Your instructions:
Each line of the data is to be output verbatim, with the images removed.

Records for the task:
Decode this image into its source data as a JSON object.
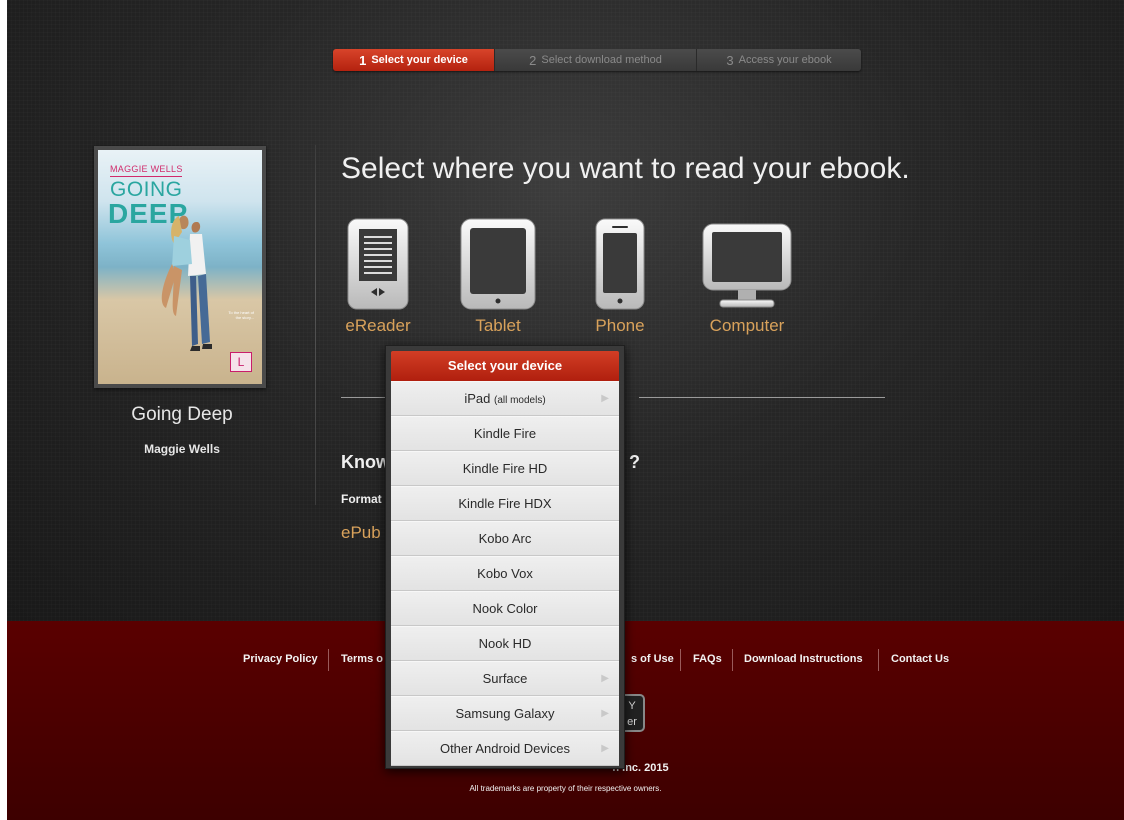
{
  "steps": [
    {
      "num": "1",
      "label": "Select your device",
      "active": true
    },
    {
      "num": "2",
      "label": "Select download method",
      "active": false
    },
    {
      "num": "3",
      "label": "Access your ebook",
      "active": false
    }
  ],
  "book": {
    "cover": {
      "author": "MAGGIE WELLS",
      "title_line1": "GOING",
      "title_line2": "DEEP",
      "tagline": "To the heart of the story..."
    },
    "title": "Going Deep",
    "author": "Maggie Wells"
  },
  "headline": "Select where you want to read your ebook.",
  "devices": [
    {
      "label": "eReader",
      "icon": "ereader-icon"
    },
    {
      "label": "Tablet",
      "icon": "tablet-icon"
    },
    {
      "label": "Phone",
      "icon": "phone-icon"
    },
    {
      "label": "Computer",
      "icon": "computer-icon"
    }
  ],
  "know": {
    "heading_start": "Know",
    "heading_end": "?",
    "format_label": "Format",
    "format_value": "ePub"
  },
  "dropdown": {
    "header": "Select your device",
    "items": [
      {
        "label": "iPad",
        "suffix": "(all models)",
        "submenu": true
      },
      {
        "label": "Kindle Fire",
        "submenu": false
      },
      {
        "label": "Kindle Fire HD",
        "submenu": false
      },
      {
        "label": "Kindle Fire HDX",
        "submenu": false
      },
      {
        "label": "Kobo Arc",
        "submenu": false
      },
      {
        "label": "Kobo Vox",
        "submenu": false
      },
      {
        "label": "Nook Color",
        "submenu": false
      },
      {
        "label": "Nook HD",
        "submenu": false
      },
      {
        "label": "Surface",
        "submenu": true
      },
      {
        "label": "Samsung Galaxy",
        "submenu": true
      },
      {
        "label": "Other Android Devices",
        "submenu": true
      }
    ]
  },
  "footer": {
    "links": {
      "privacy": "Privacy Policy",
      "terms_start": "Terms o",
      "terms_use_end": "s of Use",
      "faqs": "FAQs",
      "download_instructions": "Download Instructions",
      "contact": "Contact Us"
    },
    "badge": {
      "line1": "Y",
      "line2": "er"
    },
    "copyright": "n Inc. 2015",
    "trademarks": "All trademarks are property of their respective owners."
  },
  "colors": {
    "accent_red": "#c52f18",
    "link_gold": "#d9a25b",
    "footer_red": "#4c0000"
  }
}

Result for this exercise:
Decode this image into its source data as a JSON object.
{
  "steps": [
    {
      "num": "1",
      "label": "Select your device",
      "active": true
    },
    {
      "num": "2",
      "label": "Select download method",
      "active": false
    },
    {
      "num": "3",
      "label": "Access your ebook",
      "active": false
    }
  ],
  "book": {
    "cover": {
      "author": "MAGGIE WELLS",
      "title_line1": "GOING",
      "title_line2": "DEEP",
      "tagline": "To the heart of the story..."
    },
    "title": "Going Deep",
    "author": "Maggie Wells"
  },
  "headline": "Select where you want to read your ebook.",
  "devices": [
    {
      "label": "eReader",
      "icon": "ereader-icon"
    },
    {
      "label": "Tablet",
      "icon": "tablet-icon"
    },
    {
      "label": "Phone",
      "icon": "phone-icon"
    },
    {
      "label": "Computer",
      "icon": "computer-icon"
    }
  ],
  "know": {
    "heading_start": "Know",
    "heading_end": "?",
    "format_label": "Format",
    "format_value": "ePub"
  },
  "dropdown": {
    "header": "Select your device",
    "items": [
      {
        "label": "iPad",
        "suffix": "(all models)",
        "submenu": true
      },
      {
        "label": "Kindle Fire",
        "submenu": false
      },
      {
        "label": "Kindle Fire HD",
        "submenu": false
      },
      {
        "label": "Kindle Fire HDX",
        "submenu": false
      },
      {
        "label": "Kobo Arc",
        "submenu": false
      },
      {
        "label": "Kobo Vox",
        "submenu": false
      },
      {
        "label": "Nook Color",
        "submenu": false
      },
      {
        "label": "Nook HD",
        "submenu": false
      },
      {
        "label": "Surface",
        "submenu": true
      },
      {
        "label": "Samsung Galaxy",
        "submenu": true
      },
      {
        "label": "Other Android Devices",
        "submenu": true
      }
    ]
  },
  "footer": {
    "links": {
      "privacy": "Privacy Policy",
      "terms_start": "Terms o",
      "terms_use_end": "s of Use",
      "faqs": "FAQs",
      "download_instructions": "Download Instructions",
      "contact": "Contact Us"
    },
    "badge": {
      "line1": "Y",
      "line2": "er"
    },
    "copyright": "n Inc. 2015",
    "trademarks": "All trademarks are property of their respective owners."
  },
  "colors": {
    "accent_red": "#c52f18",
    "link_gold": "#d9a25b",
    "footer_red": "#4c0000"
  }
}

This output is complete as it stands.